Once again I’m using different yarn and needles than the pattern calls for and making a few modifications- such as adding buttons down the entire length of the front. I was going to add sleeves as well but since I’m knitting the Shalom up on smaller needles, to create a denser fabric that won’t ladder, its looking like I’ll be running out of yarn by the time I reach the end of the body. Nearly there!
P. S. I do think I’ll knit another Twiggy but with different yarn and perhaps less negative ease.
On the crafting front, I give you a couple more baby knits. Which means more baby photos!
Miss Molly Stark is wearing her Pebble Vest which I modified to make it super tiny and fit a newborn. She has just about outgrown it now. I made this pebble vest previously, which fit Ezra at 21 months, however I managed to put it through the wash and felt it. It shrunk a LOT; Molly will be growing into it in no time.
Since this pebble vest is so small I gave it 4 buttons and made a small loop to fasten the button over the shoulder. The back is also a tad wider than the front.
And a few more photos just because. As you’ll see Molly is also wearing these Kanoko Pants. I’d been meaning to knit them for the last two babies and now I finally have.
editing to add this photo, which gives a better view of the Kanoko pants:
With a new baby in the house there has been a bit of knitting for our tiny one. I’m sure no one is surprised about that- except maybe that it took me nearly a month to start posting about them! These booties take no time at all and they use so little yarn that you can use up those tiny leftover bits from larger projects.
Both of these booties are knit from the same pattern: Simple Seamless Baby Booties (free on Ravelry or as found on the Blog of Joy). The only difference is size, which you alter through changing your gauge (either yarn weight and/or needle size). The worsted weight multi colored booties are newborn size, Molly has since outgrown these, while the bulky green booties fit Molly now at nearly 1 month old. My only recommendation is that you use a bind off with a lot of give so you can easily get around those tiny splayed out toes.
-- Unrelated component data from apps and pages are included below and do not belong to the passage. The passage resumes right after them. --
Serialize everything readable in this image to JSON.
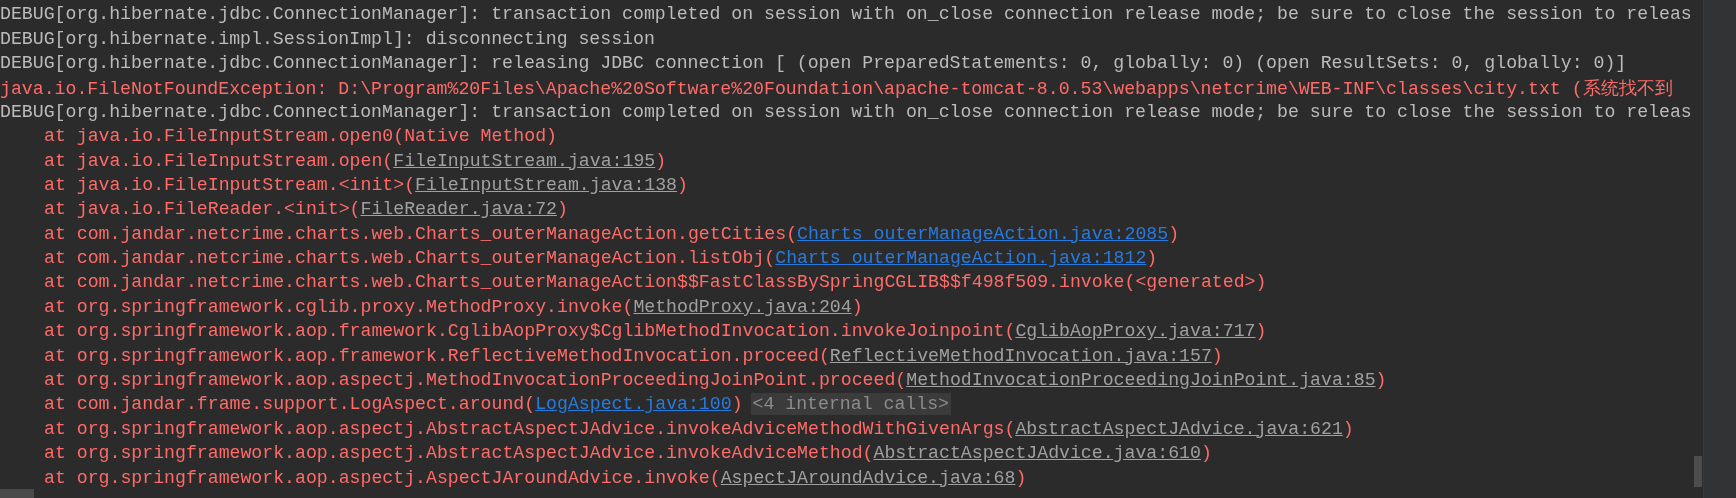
{
  "console": {
    "lines": [
      {
        "kind": "debug",
        "parts": [
          {
            "kind": "text",
            "text": "DEBUG[org.hibernate.jdbc.ConnectionManager]: transaction completed on session with on_close connection release mode; be sure to close the session to releas"
          }
        ]
      },
      {
        "kind": "debug",
        "parts": [
          {
            "kind": "text",
            "text": "DEBUG[org.hibernate.impl.SessionImpl]: disconnecting session"
          }
        ]
      },
      {
        "kind": "debug",
        "parts": [
          {
            "kind": "text",
            "text": "DEBUG[org.hibernate.jdbc.ConnectionManager]: releasing JDBC connection [ (open PreparedStatements: 0, globally: 0) (open ResultSets: 0, globally: 0)]"
          }
        ]
      },
      {
        "kind": "error",
        "parts": [
          {
            "kind": "text",
            "text": "java.io.FileNotFoundException: D:\\Program%20Files\\Apache%20Software%20Foundation\\apache-tomcat-8.0.53\\webapps\\netcrime\\WEB-INF\\classes\\city.txt (系统找不到"
          }
        ]
      },
      {
        "kind": "debug",
        "parts": [
          {
            "kind": "text",
            "text": "DEBUG[org.hibernate.jdbc.ConnectionManager]: transaction completed on session with on_close connection release mode; be sure to close the session to releas"
          }
        ]
      },
      {
        "kind": "frame",
        "parts": [
          {
            "kind": "text",
            "text": "at java.io.FileInputStream.open0(Native Method)"
          }
        ]
      },
      {
        "kind": "frame",
        "parts": [
          {
            "kind": "text",
            "text": "at java.io.FileInputStream.open("
          },
          {
            "kind": "library_link",
            "text": "FileInputStream.java:195"
          },
          {
            "kind": "text",
            "text": ")"
          }
        ]
      },
      {
        "kind": "frame",
        "parts": [
          {
            "kind": "text",
            "text": "at java.io.FileInputStream.<init>("
          },
          {
            "kind": "library_link",
            "text": "FileInputStream.java:138"
          },
          {
            "kind": "text",
            "text": ")"
          }
        ]
      },
      {
        "kind": "frame",
        "parts": [
          {
            "kind": "text",
            "text": "at java.io.FileReader.<init>("
          },
          {
            "kind": "library_link",
            "text": "FileReader.java:72"
          },
          {
            "kind": "text",
            "text": ")"
          }
        ]
      },
      {
        "kind": "frame",
        "parts": [
          {
            "kind": "text",
            "text": "at com.jandar.netcrime.charts.web.Charts_outerManageAction.getCities("
          },
          {
            "kind": "project_link",
            "text": "Charts_outerManageAction.java:2085"
          },
          {
            "kind": "text",
            "text": ")"
          }
        ]
      },
      {
        "kind": "frame",
        "parts": [
          {
            "kind": "text",
            "text": "at com.jandar.netcrime.charts.web.Charts_outerManageAction.listObj("
          },
          {
            "kind": "project_link",
            "text": "Charts_outerManageAction.java:1812"
          },
          {
            "kind": "text",
            "text": ")"
          }
        ]
      },
      {
        "kind": "frame",
        "parts": [
          {
            "kind": "text",
            "text": "at com.jandar.netcrime.charts.web.Charts_outerManageAction$$FastClassBySpringCGLIB$$f498f509.invoke(<generated>)"
          }
        ]
      },
      {
        "kind": "frame",
        "parts": [
          {
            "kind": "text",
            "text": "at org.springframework.cglib.proxy.MethodProxy.invoke("
          },
          {
            "kind": "library_link",
            "text": "MethodProxy.java:204"
          },
          {
            "kind": "text",
            "text": ")"
          }
        ]
      },
      {
        "kind": "frame",
        "parts": [
          {
            "kind": "text",
            "text": "at org.springframework.aop.framework.CglibAopProxy$CglibMethodInvocation.invokeJoinpoint("
          },
          {
            "kind": "library_link",
            "text": "CglibAopProxy.java:717"
          },
          {
            "kind": "text",
            "text": ")"
          }
        ]
      },
      {
        "kind": "frame",
        "parts": [
          {
            "kind": "text",
            "text": "at org.springframework.aop.framework.ReflectiveMethodInvocation.proceed("
          },
          {
            "kind": "library_link",
            "text": "ReflectiveMethodInvocation.java:157"
          },
          {
            "kind": "text",
            "text": ")"
          }
        ]
      },
      {
        "kind": "frame",
        "parts": [
          {
            "kind": "text",
            "text": "at org.springframework.aop.aspectj.MethodInvocationProceedingJoinPoint.proceed("
          },
          {
            "kind": "library_link",
            "text": "MethodInvocationProceedingJoinPoint.java:85"
          },
          {
            "kind": "text",
            "text": ")"
          }
        ]
      },
      {
        "kind": "frame",
        "parts": [
          {
            "kind": "text",
            "text": "at com.jandar.frame.support.LogAspect.around("
          },
          {
            "kind": "project_link",
            "text": "LogAspect.java:100"
          },
          {
            "kind": "text",
            "text": ")"
          }
        ],
        "folded": "<4 internal calls>"
      },
      {
        "kind": "frame",
        "parts": [
          {
            "kind": "text",
            "text": "at org.springframework.aop.aspectj.AbstractAspectJAdvice.invokeAdviceMethodWithGivenArgs("
          },
          {
            "kind": "library_link",
            "text": "AbstractAspectJAdvice.java:621"
          },
          {
            "kind": "text",
            "text": ")"
          }
        ]
      },
      {
        "kind": "frame",
        "parts": [
          {
            "kind": "text",
            "text": "at org.springframework.aop.aspectj.AbstractAspectJAdvice.invokeAdviceMethod("
          },
          {
            "kind": "library_link",
            "text": "AbstractAspectJAdvice.java:610"
          },
          {
            "kind": "text",
            "text": ")"
          }
        ]
      },
      {
        "kind": "frame",
        "parts": [
          {
            "kind": "text",
            "text": "at org.springframework.aop.aspectj.AspectJAroundAdvice.invoke("
          },
          {
            "kind": "library_link",
            "text": "AspectJAroundAdvice.java:68"
          },
          {
            "kind": "text",
            "text": ")"
          }
        ]
      }
    ]
  }
}
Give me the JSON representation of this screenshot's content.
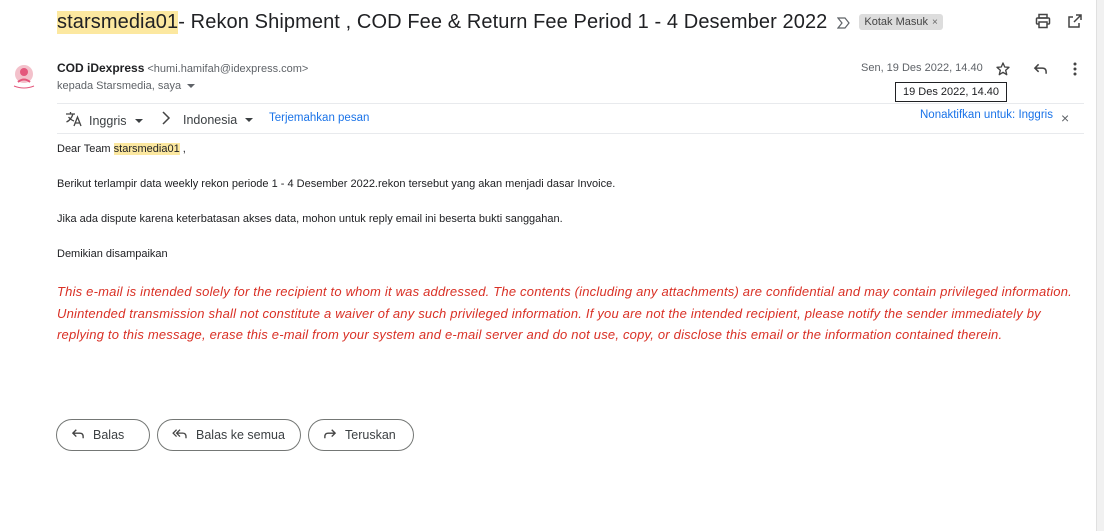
{
  "subject": {
    "highlight": "starsmedia01",
    "rest": " - Rekon Shipment , COD Fee & Return Fee Period 1 - 4 Desember 2022",
    "label": "Kotak Masuk",
    "label_remove": "×"
  },
  "sender": {
    "name": "COD iDexpress",
    "email": "<humi.hamifah@idexpress.com>",
    "recipients": "kepada Starsmedia, saya"
  },
  "meta": {
    "date": "Sen, 19 Des 2022, 14.40",
    "tooltip": "19 Des 2022, 14.40"
  },
  "translate": {
    "source_lang": "Inggris",
    "target_lang": "Indonesia",
    "translate_link": "Terjemahkan pesan",
    "disable_link": "Nonaktifkan untuk: Inggris",
    "close": "×"
  },
  "body": {
    "greeting_prefix": "Dear Team ",
    "greeting_highlight": "starsmedia01",
    "greeting_suffix": " ,",
    "para1": "Berikut terlampir data weekly rekon periode 1 - 4 Desember 2022.rekon tersebut yang akan menjadi dasar Invoice.",
    "para2": "Jika ada dispute karena keterbatasan akses data, mohon untuk reply email ini beserta bukti sanggahan.",
    "para3": "Demikian disampaikan",
    "disclaimer": "This e-mail is intended solely for the recipient to whom it was addressed. The contents (including any attachments) are confidential and may contain privileged information. Unintended transmission shall not constitute a waiver of any such privileged information. If you are not the intended recipient, please notify the sender immediately by replying to this message, erase this e-mail from your system and e-mail server and do not use, copy, or disclose this email or the information contained therein."
  },
  "actions": {
    "reply": "Balas",
    "reply_all": "Balas ke semua",
    "forward": "Teruskan"
  },
  "colors": {
    "highlight": "#fce8a0",
    "disclaimer": "#d93025",
    "link": "#1a73e8"
  }
}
It’s also easier to put them on if you fold them over first.
The more my older kids grow the more I can appreciate knitting tiny baby items even if they don’t get a lot of use. These booties fly off the needles so fast I’ll surely be knitting up another pair or two.
I made two additional Liza Rose scarflettes for the holidays. (View the first here.) These weren’t for my gift giving; they were my first “commissioned” pieces. In exchange I received some yarn, which is always exciting (if you’re a knitter anyway)!
Here they are:
The yarn’s coloring looks a bit more brilliant in the first photo than it really is. If you’d like to see additional photos visit my Rav page: Liza Rose II